Wavy Caps Psilocybe cyanescens Wavy Caps (also known as wavy caps or the potent Psilocybe) is a powerful hallucinogenic mushroom species. Psilocybin and psilocin are the primary chemicals responsible for its psychedelic effects. It is a member of the Hymenogastraceae family.
P. cyanescens is the name of the species.
Psilocybe is a genus of fungi.
Hymenogastraceae is a family of plants.
Because all of the psychoactive components in P. cyanescens are water-soluble, parboiling the fruiting bodies renders them non-psychoactive, allowing them to be used in cooking. However, because most people find them bitter and they are too little to be of any nutritional value, this is not a common practice.
The hygrophanous pileus (cap) of Psilocybe cyanescens is caramel to chestnut-brown while wet, fading to pale buff or slightly yellowish when dry. Caps range in size from 1.5 to 5 cm (12″ to 2″) across and are usually wavy when fully mature.  Outside of the P. cyanescens species complex, the pileus color is rarely seen in mushrooms.
Small brown mushrooms can be difficult to spot, and some of them are extremely dangerous.

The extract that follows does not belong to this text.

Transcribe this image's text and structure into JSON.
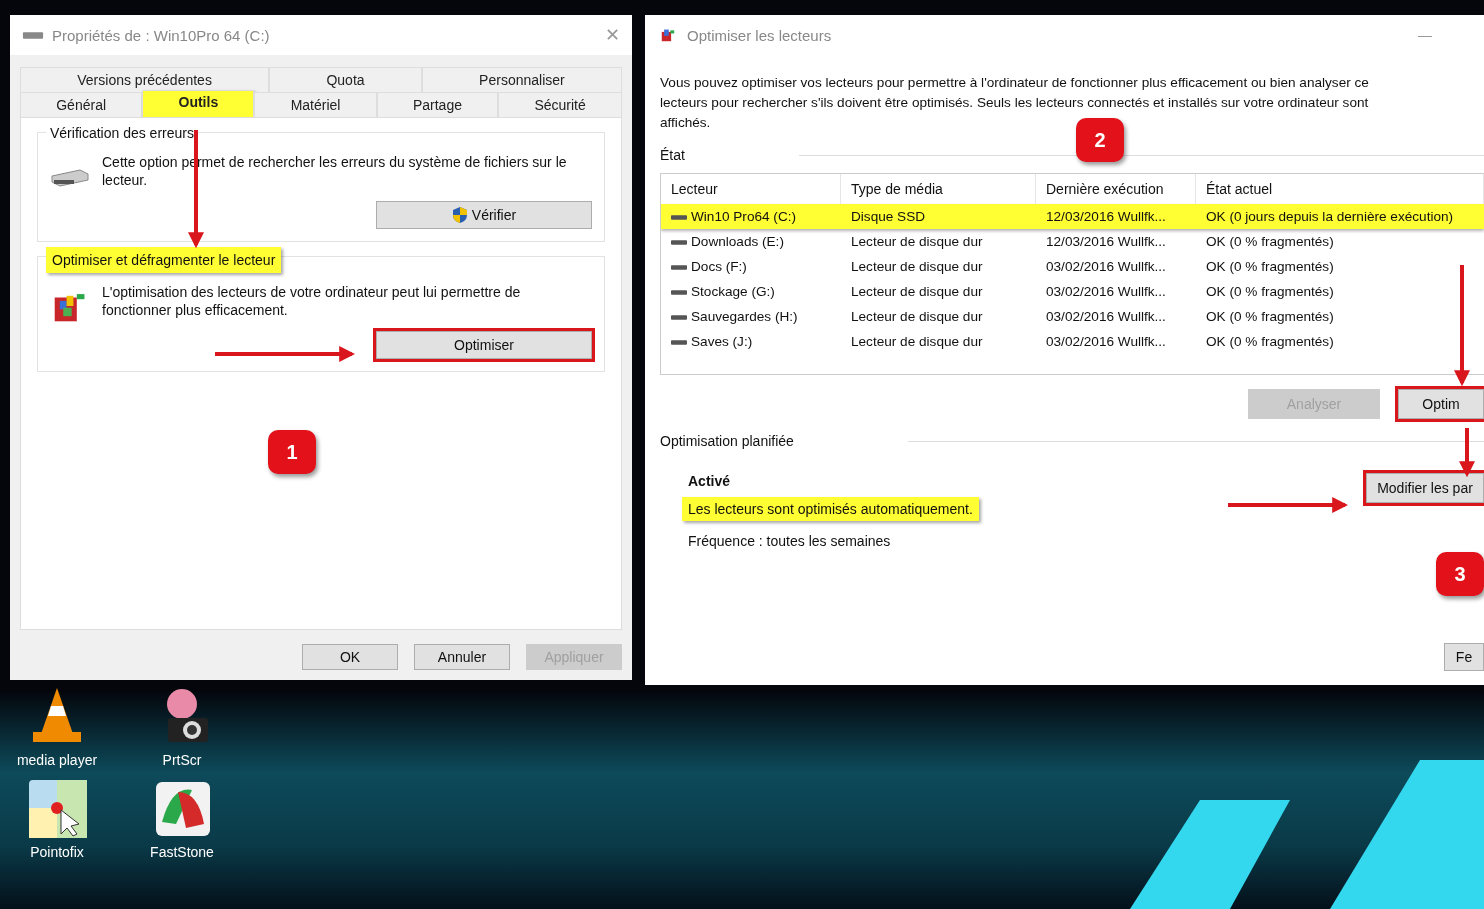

Psilocybe species can be distinguished from small, brown mushrooms that contain fatal toxins by their spore prints. The mushroom could be a Psilocybe if the spores are dark purplish brown. If the spore print is rusty brown or cinnamon brown, the mushroom isn’t a Psilocybe and could be a Galerina or Conocybe species, both of which contain severe liver-damaging amatoxins. Like Ps. cyanescens, the deadly toxic Galerina marginata can grow on wood chips. Galerina marginata’s stem becomes black(ish) with age, but never blue. In comparison to Ps. cyanescens, it also has a considerably more pronounced fibrous ring on the stem. When G. marginata spreads, its crown does not normally become wavy. Keep an eye out for the color difference between Ps. cyanescens and Galerina marginata: blue stems in Ps. cyanescens and black stems in Galerina marginata. Don’t fool yourself into thinking black is blue!
The hygrophanous pileus (cap) of Psilocybe cyanescens is caramel to chestnut-brown while wet, fading to pale buff or slightly yellowish when dry. Caps range in size from 1.5 to 5 cm (12″ to 2″) across and are usually wavy when fully mature. Outside of the P. cyanescens species complex, the pileus color is rarely seen in mushrooms. When handled or otherwise disturbed, most portions of the mushroom, including the cap and Lamellae (gills beneath the crown), tint blue, most likely owing to psilocin oxidation. The lamellae are adnate and mature to a light brown to dark purple brown with paler gill margins. Although there is no identifiable annulus, juvenile P. cyanescens specimens have a cobwebby veil that may grow into an annular zone. The odor and flavor are both farinaceous.
The spores of P. cyanescens are elliptical in shape, measuring 9–12 x 5–8 m.  Some publications claim that the species’ holotype collection from Kew Gardens has no pleurocystidia, however North American samples have common clavate-mucronate pleurocystidia.   Pleurocystidia, on the other hand, are found in the holotype collection (but not easily to observe since hymenium is collapsed). Pleurocystidia are frequent in European P. cyanescens collections, and their form is identical to those found in the United States. An epitype from Hamburg, Germany, was named in 2012.
When P. cyanescens sporocarps and mycelia are damaged, they bruise blueish or blue-green, and the staining is noticeable after drying. This staining is most noticeable on the stem (which is white when undisturbed), but it can also appear on the gills, cap, and mycelium. The oxidation of psilocin is the primary cause of this discoloration. (Psilocybin cannot be directly oxidized.)
P. cyanescens and its cousins are commonly cultivated and collected for recreational purposes by a worldwide population of neuronauts and other thrill seekers. Ingestion can produce wonderful and/or overwhelming visual enhancements/disturbances, heightened sensations, cyclical and often “swelling” feelings of ecstasy, euphoria, and connection to place, people, Nature, Time, and the Universe, but it can also produce feelings of fear, unease, disconnection, and loss of sense of self. Personal predispositions and psychic idiosyncrasies, in combination with set and setting specifics, have a significant impact on the tone of the trip, as they do with any psychedelic medication.
Psilocybin-containing mushrooms are classed as Schedule 1 substances in the United States, making them unlawful to possess, sell, transport, or cultivate (this includes spores in the State of California).